The journal Science has devoted a special issue to puzzling out the Earth’s energy problem. Among the articles, foretelling the prospects of moving solar electricity from Africa to Europe, the downer that cellulosic ethanol has become, and the possibility of a nuclear renaissance, is a large chart that compares various energy sources in the way they consume other natural resources.
The surprising thing about the chart is that coal and oil don’t come out looking so bad. There’s a reason why these dense forms of energy fueled the Industrial RevolutionÂ (if only they didn’t spew so much CO2).
It’s not like we’re lacking in energy on Earth. The sun emits enough power (101,000 terawatts) to keep the world’s lights on 6,700 times over. That’s remarkable. Harnessing it, however, drinks up some 3.2 liters of water per kilowatt hour when it comes to solar thermal technologies (photovoltaic needs no water). Compare that to coal, which consumes 1.9 liters/kwh and oil, which takes about 1.6.
Since fresh water shortage is another crisis of the future, tying our energy needs to water needs seems like a bad idea. Land we seem to have more of, but does it make sense to power cities off renewable streams of energy that take more land than the cities themselves?
That’s the case with San Jose, according to the chart. If the California town was entirely powered off wind, the wind farm would have to be 53,000 hectares. San Jose itself is 46,000 hectares. Coal would need only 3,800 hectares to power San Jose, while natural gas would take 290. A shocking amount is needed for biomass, which would chew up some 270,000 hectares, some five times the size of San Jose.
So what’s the solution to our energy needs in a world of finite resources? Adrian Cho, who wrote the article, points out that experts believe there’s no single solution, but rather a myriad of technologies needed. Just consuming less energy helps a lot, too. Energy efficiency is the unsung hero of meeting the world’s energy demands.
Part of the takeaway for me is that there’s no such thing as “free energy.” It all has a cost – in carbon, in water, and in land use — that makes our decisions more like balancing a checkbook.
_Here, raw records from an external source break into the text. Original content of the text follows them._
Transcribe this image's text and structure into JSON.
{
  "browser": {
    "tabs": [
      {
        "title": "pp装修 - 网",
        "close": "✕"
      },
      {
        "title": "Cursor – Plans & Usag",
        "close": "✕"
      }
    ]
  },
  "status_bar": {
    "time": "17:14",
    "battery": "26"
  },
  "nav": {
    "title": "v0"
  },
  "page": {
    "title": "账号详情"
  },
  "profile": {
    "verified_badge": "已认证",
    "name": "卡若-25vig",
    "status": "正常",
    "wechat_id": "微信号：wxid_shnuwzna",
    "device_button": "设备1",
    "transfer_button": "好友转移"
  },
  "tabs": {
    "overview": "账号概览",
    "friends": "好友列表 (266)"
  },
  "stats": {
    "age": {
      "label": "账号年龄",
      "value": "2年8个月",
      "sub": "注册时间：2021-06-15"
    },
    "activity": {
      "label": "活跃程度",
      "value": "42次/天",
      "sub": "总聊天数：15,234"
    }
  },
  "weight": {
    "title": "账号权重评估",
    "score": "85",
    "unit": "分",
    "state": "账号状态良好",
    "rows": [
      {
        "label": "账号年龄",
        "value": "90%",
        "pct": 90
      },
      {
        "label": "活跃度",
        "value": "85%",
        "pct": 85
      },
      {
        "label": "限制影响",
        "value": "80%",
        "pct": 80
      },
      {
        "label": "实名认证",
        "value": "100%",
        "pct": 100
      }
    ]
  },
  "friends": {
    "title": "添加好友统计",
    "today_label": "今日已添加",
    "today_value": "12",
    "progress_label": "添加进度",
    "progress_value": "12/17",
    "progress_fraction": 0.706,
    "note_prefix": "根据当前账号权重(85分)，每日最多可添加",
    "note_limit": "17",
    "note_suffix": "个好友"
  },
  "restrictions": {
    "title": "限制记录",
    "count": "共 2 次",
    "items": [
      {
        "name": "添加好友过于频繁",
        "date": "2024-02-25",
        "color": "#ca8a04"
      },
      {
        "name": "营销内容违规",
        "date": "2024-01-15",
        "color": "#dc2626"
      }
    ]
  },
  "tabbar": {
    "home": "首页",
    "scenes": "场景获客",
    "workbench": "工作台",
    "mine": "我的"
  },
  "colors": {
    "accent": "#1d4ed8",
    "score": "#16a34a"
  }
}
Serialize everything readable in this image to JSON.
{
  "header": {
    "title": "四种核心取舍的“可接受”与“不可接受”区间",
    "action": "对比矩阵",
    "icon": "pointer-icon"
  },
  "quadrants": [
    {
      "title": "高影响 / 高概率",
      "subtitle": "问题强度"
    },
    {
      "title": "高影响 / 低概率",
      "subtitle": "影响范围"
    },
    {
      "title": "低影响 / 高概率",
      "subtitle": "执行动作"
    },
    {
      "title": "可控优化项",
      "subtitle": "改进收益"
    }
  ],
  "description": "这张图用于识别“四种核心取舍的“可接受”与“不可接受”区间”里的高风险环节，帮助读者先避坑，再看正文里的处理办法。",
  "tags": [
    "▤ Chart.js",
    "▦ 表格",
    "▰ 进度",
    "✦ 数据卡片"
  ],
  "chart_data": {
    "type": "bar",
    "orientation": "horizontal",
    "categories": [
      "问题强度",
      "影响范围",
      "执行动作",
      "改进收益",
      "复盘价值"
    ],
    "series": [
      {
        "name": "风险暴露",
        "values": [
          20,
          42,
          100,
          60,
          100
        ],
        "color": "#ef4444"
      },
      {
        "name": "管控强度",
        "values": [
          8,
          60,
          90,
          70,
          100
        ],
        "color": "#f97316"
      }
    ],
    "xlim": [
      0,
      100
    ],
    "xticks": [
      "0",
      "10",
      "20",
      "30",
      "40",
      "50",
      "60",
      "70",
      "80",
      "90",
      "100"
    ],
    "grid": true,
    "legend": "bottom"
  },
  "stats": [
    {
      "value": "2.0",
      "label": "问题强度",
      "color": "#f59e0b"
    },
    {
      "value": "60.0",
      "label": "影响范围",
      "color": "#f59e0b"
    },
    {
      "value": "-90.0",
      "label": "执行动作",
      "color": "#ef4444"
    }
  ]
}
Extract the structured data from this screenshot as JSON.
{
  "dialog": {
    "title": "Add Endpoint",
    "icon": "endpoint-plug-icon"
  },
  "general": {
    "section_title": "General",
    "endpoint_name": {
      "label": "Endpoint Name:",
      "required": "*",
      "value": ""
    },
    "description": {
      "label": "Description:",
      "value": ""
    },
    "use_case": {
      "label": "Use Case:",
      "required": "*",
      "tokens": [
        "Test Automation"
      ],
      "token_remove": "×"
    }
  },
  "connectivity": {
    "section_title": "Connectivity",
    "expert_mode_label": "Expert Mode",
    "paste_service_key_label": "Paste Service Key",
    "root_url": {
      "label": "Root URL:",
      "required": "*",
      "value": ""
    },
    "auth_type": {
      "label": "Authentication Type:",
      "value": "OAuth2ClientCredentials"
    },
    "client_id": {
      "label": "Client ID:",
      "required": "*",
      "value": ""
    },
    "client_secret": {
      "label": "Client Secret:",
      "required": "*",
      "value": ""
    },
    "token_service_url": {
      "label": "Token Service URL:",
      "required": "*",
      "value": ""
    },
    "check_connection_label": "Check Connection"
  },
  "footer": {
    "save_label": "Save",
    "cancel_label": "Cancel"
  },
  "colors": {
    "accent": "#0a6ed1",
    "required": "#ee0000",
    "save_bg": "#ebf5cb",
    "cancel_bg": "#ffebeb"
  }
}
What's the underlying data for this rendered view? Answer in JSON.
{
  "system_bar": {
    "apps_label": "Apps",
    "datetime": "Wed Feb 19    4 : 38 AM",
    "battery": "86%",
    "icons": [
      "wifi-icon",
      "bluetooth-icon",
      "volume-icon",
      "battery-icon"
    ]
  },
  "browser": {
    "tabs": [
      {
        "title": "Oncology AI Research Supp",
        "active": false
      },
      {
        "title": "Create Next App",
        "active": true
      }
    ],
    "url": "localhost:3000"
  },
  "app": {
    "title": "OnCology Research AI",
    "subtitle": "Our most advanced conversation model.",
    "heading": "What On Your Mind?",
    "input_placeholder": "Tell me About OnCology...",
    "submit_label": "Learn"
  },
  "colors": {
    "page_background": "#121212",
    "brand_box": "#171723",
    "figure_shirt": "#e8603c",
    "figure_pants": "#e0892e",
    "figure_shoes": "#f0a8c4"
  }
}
If we go into debt with one cost, there will surely be pack back later.